One of Virginia's greatest cities, Norfolk is home to the world's largest naval base, Naval Station Norfolk. Among its notable landmarks, Battleship Wisconsin, an Iowa-class ship was one of the largest constructed by the U.S. Navy and served for over 50 years, surviving World War II and the Korean War, following which it became a training ship for several years till being upgraded and seeing action in Operation Desert Storm. Having earned six battle stars, the ship today is open to visitors wishing to learn more about naval history. It's not all about the navy though, as the city also features its fair share of cultural and educational attractions like the Chrysler Museum of Art, Norfolk Botanical Garden and Virginia Zoo. The port town is also host to a dynamic art scene, upbeat nightlife, and a great waterfront district with plenty of entertainment.

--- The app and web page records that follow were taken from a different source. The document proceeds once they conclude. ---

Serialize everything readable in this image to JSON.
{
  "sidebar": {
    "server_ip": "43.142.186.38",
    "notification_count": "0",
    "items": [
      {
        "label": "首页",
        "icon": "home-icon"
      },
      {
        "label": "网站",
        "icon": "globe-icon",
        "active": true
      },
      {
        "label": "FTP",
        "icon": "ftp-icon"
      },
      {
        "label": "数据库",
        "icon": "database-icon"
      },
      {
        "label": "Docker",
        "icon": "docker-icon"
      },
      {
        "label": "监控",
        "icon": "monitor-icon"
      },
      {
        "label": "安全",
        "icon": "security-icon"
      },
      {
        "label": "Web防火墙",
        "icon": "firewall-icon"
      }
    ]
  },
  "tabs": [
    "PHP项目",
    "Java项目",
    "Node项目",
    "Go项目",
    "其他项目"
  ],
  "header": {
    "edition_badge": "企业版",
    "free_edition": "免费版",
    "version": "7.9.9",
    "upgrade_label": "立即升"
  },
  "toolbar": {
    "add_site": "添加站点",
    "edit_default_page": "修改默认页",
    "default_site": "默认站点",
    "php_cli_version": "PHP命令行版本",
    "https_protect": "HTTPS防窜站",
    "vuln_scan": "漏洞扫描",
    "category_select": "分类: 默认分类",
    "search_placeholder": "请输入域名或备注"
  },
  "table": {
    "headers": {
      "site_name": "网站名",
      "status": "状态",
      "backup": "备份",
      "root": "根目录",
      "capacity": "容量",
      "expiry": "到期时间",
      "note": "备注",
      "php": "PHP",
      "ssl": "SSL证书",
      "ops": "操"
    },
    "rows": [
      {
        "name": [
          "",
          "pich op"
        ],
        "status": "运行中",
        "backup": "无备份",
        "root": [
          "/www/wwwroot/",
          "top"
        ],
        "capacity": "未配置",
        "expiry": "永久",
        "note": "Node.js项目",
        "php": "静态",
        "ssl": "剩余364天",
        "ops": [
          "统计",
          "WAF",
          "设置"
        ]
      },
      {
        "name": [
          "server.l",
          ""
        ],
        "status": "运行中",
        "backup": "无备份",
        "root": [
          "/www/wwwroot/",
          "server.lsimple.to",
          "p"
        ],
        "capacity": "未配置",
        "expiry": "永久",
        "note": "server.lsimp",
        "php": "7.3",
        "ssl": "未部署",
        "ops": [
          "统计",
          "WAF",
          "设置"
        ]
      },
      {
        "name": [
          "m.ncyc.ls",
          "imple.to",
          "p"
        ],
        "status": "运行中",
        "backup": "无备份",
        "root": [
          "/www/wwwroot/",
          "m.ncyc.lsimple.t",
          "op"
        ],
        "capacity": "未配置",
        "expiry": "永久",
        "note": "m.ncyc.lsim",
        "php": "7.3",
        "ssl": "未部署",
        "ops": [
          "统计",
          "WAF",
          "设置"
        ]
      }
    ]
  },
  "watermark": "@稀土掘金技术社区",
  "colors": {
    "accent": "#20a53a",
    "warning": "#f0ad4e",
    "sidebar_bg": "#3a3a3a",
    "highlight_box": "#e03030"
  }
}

St. Paul's dates back to 1739, making it one of the oldest original colonial buildings in Norfolk, but the history of the parish goes back even farther than that. Today, visitors to the church can still see a cannonball that was lodged there in 1776. The church also houses some historic grave sites dating back to the 17th Century.
This tall monument, found in the West Point Cemetery, is one of the one African-American Civil War monuments in the South. After a long, fraught building process, the monument was finally completed in 1920, in honor of all the African-American soldiers that lost their lives. The soldier depicted at the monument's top is Sergeant William H. Carney, the son of two emancipated slaves. The monument bears an inscription in his honor - and all the other soldiers that died - at the base.